Each line of the data holding "this" should be found and copied.

_Items from an interface collection_
--*--

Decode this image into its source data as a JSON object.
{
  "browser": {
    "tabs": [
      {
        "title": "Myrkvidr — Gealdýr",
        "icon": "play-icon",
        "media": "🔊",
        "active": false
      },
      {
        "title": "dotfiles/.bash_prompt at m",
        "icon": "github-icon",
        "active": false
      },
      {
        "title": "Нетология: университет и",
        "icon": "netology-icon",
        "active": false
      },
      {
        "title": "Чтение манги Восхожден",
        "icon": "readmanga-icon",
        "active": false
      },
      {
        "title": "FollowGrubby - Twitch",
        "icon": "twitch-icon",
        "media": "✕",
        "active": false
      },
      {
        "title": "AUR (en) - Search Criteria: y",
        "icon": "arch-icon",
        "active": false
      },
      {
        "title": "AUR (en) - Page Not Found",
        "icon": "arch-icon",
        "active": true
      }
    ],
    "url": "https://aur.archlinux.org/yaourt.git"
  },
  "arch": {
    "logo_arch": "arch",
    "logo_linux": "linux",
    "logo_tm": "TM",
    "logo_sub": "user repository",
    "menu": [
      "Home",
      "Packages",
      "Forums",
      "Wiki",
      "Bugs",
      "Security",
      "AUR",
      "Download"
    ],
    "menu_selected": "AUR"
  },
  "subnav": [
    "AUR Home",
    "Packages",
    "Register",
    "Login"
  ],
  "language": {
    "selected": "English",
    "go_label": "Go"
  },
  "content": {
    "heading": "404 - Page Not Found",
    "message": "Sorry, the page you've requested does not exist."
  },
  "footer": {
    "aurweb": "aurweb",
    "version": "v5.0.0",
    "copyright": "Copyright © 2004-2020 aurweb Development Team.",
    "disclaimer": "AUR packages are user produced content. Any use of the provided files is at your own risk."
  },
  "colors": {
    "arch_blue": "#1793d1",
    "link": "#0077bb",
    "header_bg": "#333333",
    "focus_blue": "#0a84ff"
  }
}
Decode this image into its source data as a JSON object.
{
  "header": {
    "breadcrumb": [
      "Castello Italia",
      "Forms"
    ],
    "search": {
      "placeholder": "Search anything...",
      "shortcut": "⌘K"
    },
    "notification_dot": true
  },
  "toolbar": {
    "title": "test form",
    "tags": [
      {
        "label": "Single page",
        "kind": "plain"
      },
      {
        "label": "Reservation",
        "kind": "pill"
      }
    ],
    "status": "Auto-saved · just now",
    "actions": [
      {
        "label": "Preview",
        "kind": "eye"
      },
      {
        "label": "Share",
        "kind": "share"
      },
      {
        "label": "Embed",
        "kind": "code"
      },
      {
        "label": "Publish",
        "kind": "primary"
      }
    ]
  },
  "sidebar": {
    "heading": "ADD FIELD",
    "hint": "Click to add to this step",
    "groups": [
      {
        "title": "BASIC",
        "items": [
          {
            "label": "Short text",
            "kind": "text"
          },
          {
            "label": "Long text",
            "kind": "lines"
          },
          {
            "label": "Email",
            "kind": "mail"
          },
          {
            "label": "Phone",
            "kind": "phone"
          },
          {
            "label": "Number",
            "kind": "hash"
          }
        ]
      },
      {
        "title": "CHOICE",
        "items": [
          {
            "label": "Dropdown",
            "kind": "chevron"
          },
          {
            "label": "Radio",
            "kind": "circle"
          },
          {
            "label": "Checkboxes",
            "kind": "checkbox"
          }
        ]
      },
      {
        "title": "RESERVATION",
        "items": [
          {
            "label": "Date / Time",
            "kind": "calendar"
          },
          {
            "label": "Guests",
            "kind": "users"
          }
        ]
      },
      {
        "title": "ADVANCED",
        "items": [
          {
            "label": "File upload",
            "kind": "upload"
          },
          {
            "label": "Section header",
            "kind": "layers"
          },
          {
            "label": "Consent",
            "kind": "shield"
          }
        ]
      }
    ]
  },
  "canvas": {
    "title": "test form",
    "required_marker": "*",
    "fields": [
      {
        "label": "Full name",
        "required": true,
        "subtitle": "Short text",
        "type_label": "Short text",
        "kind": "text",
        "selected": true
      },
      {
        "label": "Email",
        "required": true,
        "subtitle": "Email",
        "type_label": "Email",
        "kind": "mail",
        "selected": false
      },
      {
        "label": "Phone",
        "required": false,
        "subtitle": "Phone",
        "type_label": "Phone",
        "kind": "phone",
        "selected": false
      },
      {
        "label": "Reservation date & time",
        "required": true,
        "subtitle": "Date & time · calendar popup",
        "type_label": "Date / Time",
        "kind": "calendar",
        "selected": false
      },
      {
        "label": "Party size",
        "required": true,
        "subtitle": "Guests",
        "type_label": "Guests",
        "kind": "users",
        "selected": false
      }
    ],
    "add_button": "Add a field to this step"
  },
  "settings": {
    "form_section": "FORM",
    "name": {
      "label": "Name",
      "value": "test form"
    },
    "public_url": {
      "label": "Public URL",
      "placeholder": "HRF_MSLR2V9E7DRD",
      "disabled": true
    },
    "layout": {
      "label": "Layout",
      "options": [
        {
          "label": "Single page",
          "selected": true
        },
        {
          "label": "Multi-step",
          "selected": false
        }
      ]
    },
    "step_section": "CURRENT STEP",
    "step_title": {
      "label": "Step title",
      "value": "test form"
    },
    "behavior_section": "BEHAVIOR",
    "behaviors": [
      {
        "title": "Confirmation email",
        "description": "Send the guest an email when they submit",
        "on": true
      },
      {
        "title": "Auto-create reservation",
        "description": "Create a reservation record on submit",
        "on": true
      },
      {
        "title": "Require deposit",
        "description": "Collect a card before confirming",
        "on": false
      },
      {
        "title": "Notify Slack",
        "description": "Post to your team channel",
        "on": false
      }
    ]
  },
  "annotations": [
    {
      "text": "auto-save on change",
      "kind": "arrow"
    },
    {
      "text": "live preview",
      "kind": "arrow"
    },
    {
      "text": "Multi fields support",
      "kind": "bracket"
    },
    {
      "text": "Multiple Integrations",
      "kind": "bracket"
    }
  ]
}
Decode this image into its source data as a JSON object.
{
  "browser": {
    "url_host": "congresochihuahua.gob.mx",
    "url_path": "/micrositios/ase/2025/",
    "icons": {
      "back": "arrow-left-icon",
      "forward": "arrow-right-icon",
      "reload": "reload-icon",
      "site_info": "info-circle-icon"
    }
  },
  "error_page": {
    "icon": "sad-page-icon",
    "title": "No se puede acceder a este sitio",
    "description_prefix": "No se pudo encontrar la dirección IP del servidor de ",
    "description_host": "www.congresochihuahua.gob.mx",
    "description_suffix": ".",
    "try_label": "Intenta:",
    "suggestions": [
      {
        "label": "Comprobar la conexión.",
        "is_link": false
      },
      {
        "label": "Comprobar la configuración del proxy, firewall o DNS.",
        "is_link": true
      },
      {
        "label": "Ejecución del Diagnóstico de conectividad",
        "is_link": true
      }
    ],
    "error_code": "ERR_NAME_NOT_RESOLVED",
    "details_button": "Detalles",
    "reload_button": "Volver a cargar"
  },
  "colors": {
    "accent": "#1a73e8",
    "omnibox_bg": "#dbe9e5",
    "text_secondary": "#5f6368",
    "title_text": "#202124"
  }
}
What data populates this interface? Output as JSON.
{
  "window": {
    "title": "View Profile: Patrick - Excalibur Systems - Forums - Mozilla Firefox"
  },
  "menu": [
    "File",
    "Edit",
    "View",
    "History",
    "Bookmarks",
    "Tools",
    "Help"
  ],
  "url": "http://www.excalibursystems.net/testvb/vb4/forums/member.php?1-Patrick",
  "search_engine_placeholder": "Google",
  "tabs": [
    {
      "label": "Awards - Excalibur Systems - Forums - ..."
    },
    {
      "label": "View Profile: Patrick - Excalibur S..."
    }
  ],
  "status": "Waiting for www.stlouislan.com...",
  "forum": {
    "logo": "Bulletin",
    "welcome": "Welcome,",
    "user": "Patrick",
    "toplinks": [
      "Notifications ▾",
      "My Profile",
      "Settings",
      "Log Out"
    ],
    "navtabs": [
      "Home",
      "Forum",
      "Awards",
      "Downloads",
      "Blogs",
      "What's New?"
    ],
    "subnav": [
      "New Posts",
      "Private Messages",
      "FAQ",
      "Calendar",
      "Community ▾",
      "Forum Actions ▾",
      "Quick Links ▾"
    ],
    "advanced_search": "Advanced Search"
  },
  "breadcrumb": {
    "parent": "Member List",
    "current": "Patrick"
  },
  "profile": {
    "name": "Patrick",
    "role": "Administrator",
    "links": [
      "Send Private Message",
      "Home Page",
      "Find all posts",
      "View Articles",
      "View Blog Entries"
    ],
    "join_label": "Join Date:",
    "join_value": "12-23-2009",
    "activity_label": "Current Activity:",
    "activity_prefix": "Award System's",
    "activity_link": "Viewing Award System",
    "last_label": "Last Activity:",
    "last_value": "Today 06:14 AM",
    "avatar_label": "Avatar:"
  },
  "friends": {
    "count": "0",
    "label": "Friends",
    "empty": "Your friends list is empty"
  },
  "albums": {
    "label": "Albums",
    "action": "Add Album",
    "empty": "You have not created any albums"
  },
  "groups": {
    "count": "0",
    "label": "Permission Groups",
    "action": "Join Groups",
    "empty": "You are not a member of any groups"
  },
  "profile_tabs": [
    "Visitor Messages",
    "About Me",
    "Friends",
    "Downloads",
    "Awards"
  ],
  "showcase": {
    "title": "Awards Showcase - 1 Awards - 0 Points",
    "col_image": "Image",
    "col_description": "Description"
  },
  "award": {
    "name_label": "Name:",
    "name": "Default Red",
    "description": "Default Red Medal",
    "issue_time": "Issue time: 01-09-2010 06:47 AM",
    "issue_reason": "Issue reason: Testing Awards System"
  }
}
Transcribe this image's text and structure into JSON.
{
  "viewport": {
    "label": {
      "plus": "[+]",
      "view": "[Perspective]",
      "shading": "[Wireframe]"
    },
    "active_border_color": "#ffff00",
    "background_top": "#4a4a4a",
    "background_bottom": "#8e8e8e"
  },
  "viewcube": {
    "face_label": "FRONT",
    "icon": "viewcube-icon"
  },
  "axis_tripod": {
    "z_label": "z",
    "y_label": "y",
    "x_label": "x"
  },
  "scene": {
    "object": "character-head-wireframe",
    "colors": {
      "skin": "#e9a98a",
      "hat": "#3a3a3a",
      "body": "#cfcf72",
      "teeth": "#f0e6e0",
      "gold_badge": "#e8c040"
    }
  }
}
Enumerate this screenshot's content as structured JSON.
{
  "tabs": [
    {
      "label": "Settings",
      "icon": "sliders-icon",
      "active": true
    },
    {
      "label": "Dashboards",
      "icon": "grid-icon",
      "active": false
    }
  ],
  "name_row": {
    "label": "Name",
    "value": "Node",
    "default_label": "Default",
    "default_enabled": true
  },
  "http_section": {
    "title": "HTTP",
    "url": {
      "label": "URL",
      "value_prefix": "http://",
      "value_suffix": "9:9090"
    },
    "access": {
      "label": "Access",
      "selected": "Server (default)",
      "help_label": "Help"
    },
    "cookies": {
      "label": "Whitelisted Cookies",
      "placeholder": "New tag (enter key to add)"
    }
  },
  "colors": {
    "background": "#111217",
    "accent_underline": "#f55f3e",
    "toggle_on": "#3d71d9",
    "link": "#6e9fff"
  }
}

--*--

_SOLVED EXERCISE_
Decode this image into its source data as a JSON object.
Decode this image into its source data as a JSON object.
    "hint": "Click to add to this step",
    "add_button": "Add a field to this step"
Decode this image into its source data as a JSON object.
What data populates this interface? Output as JSON.
Transcribe this image's text and structure into JSON.
Enumerate this screenshot's content as structured JSON.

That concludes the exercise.